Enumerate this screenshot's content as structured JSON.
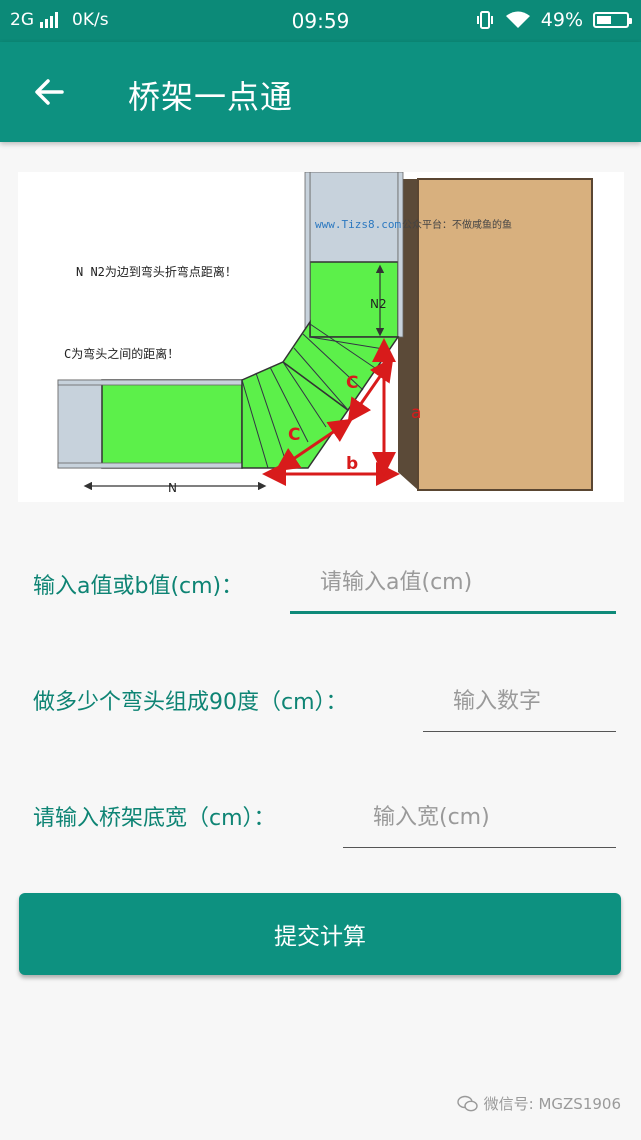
{
  "status_bar": {
    "network": "2G",
    "speed": "0K/s",
    "time": "09:59",
    "battery": "49%",
    "battery_level": 0.49
  },
  "app_bar": {
    "title": "桥架一点通"
  },
  "diagram": {
    "watermark_url": "www.Tizs8.com",
    "watermark_text": "公众平台：不做咸鱼的鱼",
    "note_n": "N N2为边到弯头折弯点距离！",
    "note_c": "C为弯头之间的距离！",
    "label_n2": "N2",
    "label_c": "C",
    "label_a": "a",
    "label_b": "b",
    "label_n": "N"
  },
  "form": {
    "field_ab": {
      "label": "输入a值或b值(cm)：",
      "placeholder": "请输入a值(cm)",
      "value": ""
    },
    "field_count": {
      "label": "做多少个弯头组成90度（cm）：",
      "placeholder": "输入数字",
      "value": ""
    },
    "field_width": {
      "label": "请输入桥架底宽（cm）：",
      "placeholder": "输入宽(cm)",
      "value": ""
    },
    "submit_label": "提交计算"
  },
  "footer": {
    "watermark": "微信号: MGZS1906"
  },
  "colors": {
    "primary": "#0d9180",
    "accent": "#0e8474",
    "green": "#5cf04a",
    "red": "#d81b1b"
  }
}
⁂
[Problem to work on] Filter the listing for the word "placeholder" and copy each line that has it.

[Written response]
      "placeholder": "请输入a值(cm)",
      "placeholder": "输入数字",
      "placeholder": "输入宽(cm)",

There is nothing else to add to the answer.